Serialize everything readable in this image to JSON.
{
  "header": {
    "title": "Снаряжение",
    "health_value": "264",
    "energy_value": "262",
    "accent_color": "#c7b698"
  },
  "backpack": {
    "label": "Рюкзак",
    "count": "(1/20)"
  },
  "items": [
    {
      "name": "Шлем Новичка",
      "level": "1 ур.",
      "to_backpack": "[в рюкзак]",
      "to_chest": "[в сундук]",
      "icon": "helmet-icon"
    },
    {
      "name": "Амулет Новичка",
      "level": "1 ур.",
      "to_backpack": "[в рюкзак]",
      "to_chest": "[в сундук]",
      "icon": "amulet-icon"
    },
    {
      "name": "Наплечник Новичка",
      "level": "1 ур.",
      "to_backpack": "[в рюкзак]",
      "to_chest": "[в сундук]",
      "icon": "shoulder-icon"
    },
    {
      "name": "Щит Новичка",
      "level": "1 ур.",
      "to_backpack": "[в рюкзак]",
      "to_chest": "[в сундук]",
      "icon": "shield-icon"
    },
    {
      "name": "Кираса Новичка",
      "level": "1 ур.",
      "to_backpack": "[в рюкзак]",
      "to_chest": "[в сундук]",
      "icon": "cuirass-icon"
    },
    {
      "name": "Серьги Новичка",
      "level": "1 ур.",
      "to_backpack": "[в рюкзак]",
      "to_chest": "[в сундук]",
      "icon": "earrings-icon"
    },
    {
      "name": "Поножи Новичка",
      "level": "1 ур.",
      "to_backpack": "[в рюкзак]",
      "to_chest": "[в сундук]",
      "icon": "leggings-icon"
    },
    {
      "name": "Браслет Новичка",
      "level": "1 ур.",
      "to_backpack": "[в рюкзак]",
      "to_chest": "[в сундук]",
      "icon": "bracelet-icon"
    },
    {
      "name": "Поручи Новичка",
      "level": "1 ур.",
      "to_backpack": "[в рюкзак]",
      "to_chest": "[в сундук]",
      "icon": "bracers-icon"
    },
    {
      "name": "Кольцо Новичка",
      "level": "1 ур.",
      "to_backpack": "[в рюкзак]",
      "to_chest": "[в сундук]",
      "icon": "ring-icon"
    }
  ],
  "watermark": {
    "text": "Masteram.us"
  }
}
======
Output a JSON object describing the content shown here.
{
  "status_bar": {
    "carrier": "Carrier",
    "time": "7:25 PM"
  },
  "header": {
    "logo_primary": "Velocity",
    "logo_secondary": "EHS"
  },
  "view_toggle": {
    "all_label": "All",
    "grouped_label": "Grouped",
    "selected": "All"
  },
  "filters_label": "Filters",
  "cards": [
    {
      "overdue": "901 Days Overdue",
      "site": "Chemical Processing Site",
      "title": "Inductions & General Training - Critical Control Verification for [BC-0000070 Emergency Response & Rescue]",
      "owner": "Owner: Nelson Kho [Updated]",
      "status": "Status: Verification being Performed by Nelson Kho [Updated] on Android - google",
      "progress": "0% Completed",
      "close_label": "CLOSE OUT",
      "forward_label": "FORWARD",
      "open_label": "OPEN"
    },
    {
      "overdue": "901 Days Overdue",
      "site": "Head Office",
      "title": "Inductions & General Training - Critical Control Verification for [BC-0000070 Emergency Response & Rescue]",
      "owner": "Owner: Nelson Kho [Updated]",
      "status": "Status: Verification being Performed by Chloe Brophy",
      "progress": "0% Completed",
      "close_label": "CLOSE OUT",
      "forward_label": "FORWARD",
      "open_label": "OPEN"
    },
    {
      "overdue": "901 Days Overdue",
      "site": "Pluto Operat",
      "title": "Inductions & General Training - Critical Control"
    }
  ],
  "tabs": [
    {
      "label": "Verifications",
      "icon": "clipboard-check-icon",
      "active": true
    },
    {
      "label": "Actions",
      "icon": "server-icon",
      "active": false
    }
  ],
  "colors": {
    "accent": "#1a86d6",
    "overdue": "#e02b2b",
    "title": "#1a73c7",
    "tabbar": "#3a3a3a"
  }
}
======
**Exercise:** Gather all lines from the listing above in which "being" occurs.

**Result for this exercise:**
      "status": "Status: Verification being Performed by Nelson Kho [Updated] on Android - google",
      "status": "Status: Verification being Performed by Chloe Brophy",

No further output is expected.